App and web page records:
►

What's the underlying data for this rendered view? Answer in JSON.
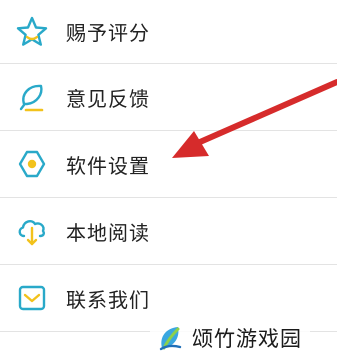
{
  "menu": {
    "items": [
      {
        "label": "赐予评分",
        "icon": "star-icon"
      },
      {
        "label": "意见反馈",
        "icon": "feedback-pen-icon"
      },
      {
        "label": "软件设置",
        "icon": "settings-gear-icon"
      },
      {
        "label": "本地阅读",
        "icon": "cloud-download-icon"
      },
      {
        "label": "联系我们",
        "icon": "envelope-icon"
      }
    ]
  },
  "watermark": {
    "text": "颂竹游戏园"
  },
  "colors": {
    "icon_teal": "#29a9c9",
    "icon_yellow": "#f2c21b",
    "arrow_red": "#d62b2b",
    "divider": "#e3e3e3"
  }
}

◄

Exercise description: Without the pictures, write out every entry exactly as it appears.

Solution to this exercise:
What's the underlying data for this rendered view? Answer in JSON.
{
  "menu": {
    "items": [
      {
        "label": "赐予评分",
        "icon": "star-icon"
      },
      {
        "label": "意见反馈",
        "icon": "feedback-pen-icon"
      },
      {
        "label": "软件设置",
        "icon": "settings-gear-icon"
      },
      {
        "label": "本地阅读",
        "icon": "cloud-download-icon"
      },
      {
        "label": "联系我们",
        "icon": "envelope-icon"
      }
    ]
  },
  "watermark": {
    "text": "颂竹游戏园"
  },
  "colors": {
    "icon_teal": "#29a9c9",
    "icon_yellow": "#f2c21b",
    "arrow_red": "#d62b2b",
    "divider": "#e3e3e3"
  }
}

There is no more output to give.